**REQUIRED ACTION**
Repeat the entries that follow from start to finish, keeping every character.

**MATERIAL FOR THE TASK**
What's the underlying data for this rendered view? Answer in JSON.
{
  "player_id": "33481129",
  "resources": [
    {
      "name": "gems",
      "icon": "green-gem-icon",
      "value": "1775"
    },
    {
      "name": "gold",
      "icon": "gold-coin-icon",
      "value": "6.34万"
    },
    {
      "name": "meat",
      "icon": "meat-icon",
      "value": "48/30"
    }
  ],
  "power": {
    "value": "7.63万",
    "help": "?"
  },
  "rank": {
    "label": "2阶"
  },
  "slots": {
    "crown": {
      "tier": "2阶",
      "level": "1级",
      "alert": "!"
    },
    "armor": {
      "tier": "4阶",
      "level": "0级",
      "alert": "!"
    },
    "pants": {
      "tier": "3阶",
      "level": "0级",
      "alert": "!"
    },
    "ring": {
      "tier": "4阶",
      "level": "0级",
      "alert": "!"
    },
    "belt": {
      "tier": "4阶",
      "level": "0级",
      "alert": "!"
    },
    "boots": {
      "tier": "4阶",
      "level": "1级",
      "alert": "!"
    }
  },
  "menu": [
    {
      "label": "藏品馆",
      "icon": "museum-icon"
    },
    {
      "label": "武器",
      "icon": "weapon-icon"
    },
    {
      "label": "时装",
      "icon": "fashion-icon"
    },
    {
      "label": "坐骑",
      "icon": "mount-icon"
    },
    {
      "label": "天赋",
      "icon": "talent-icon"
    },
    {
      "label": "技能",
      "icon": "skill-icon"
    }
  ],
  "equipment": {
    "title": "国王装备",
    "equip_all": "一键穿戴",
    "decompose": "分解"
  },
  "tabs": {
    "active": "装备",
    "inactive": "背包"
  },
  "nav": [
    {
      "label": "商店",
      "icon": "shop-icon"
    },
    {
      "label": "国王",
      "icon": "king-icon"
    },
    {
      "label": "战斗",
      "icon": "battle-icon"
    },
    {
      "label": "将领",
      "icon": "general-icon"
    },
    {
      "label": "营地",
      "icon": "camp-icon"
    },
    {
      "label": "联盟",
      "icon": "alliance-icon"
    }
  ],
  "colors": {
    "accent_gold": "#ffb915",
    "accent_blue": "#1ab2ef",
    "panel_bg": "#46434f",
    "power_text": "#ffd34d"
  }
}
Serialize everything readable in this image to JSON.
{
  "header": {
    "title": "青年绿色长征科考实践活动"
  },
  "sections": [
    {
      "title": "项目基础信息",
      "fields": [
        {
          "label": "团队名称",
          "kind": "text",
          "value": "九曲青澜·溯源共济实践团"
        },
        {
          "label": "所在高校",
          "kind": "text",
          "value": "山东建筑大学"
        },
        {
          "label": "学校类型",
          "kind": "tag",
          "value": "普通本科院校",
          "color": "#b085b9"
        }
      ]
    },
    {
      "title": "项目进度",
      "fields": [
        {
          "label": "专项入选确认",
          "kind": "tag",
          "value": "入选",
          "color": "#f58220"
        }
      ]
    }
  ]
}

**SOLUTION TO THE PROBLEM**
What's the underlying data for this rendered view? Answer in JSON.
{
  "player_id": "33481129",
  "resources": [
    {
      "name": "gems",
      "icon": "green-gem-icon",
      "value": "1775"
    },
    {
      "name": "gold",
      "icon": "gold-coin-icon",
      "value": "6.34万"
    },
    {
      "name": "meat",
      "icon": "meat-icon",
      "value": "48/30"
    }
  ],
  "power": {
    "value": "7.63万",
    "help": "?"
  },
  "rank": {
    "label": "2阶"
  },
  "slots": {
    "crown": {
      "tier": "2阶",
      "level": "1级",
      "alert": "!"
    },
    "armor": {
      "tier": "4阶",
      "level": "0级",
      "alert": "!"
    },
    "pants": {
      "tier": "3阶",
      "level": "0级",
      "alert": "!"
    },
    "ring": {
      "tier": "4阶",
      "level": "0级",
      "alert": "!"
    },
    "belt": {
      "tier": "4阶",
      "level": "0级",
      "alert": "!"
    },
    "boots": {
      "tier": "4阶",
      "level": "1级",
      "alert": "!"
    }
  },
  "menu": [
    {
      "label": "藏品馆",
      "icon": "museum-icon"
    },
    {
      "label": "武器",
      "icon": "weapon-icon"
    },
    {
      "label": "时装",
      "icon": "fashion-icon"
    },
    {
      "label": "坐骑",
      "icon": "mount-icon"
    },
    {
      "label": "天赋",
      "icon": "talent-icon"
    },
    {
      "label": "技能",
      "icon": "skill-icon"
    }
  ],
  "equipment": {
    "title": "国王装备",
    "equip_all": "一键穿戴",
    "decompose": "分解"
  },
  "tabs": {
    "active": "装备",
    "inactive": "背包"
  },
  "nav": [
    {
      "label": "商店",
      "icon": "shop-icon"
    },
    {
      "label": "国王",
      "icon": "king-icon"
    },
    {
      "label": "战斗",
      "icon": "battle-icon"
    },
    {
      "label": "将领",
      "icon": "general-icon"
    },
    {
      "label": "营地",
      "icon": "camp-icon"
    },
    {
      "label": "联盟",
      "icon": "alliance-icon"
    }
  ],
  "colors": {
    "accent_gold": "#ffb915",
    "accent_blue": "#1ab2ef",
    "panel_bg": "#46434f",
    "power_text": "#ffd34d"
  }
}
Serialize everything readable in this image to JSON.
{
  "header": {
    "title": "青年绿色长征科考实践活动"
  },
  "sections": [
    {
      "title": "项目基础信息",
      "fields": [
        {
          "label": "团队名称",
          "kind": "text",
          "value": "九曲青澜·溯源共济实践团"
        },
        {
          "label": "所在高校",
          "kind": "text",
          "value": "山东建筑大学"
        },
        {
          "label": "学校类型",
          "kind": "tag",
          "value": "普通本科院校",
          "color": "#b085b9"
        }
      ]
    },
    {
      "title": "项目进度",
      "fields": [
        {
          "label": "专项入选确认",
          "kind": "tag",
          "value": "入选",
          "color": "#f58220"
        }
      ]
    }
  ]
}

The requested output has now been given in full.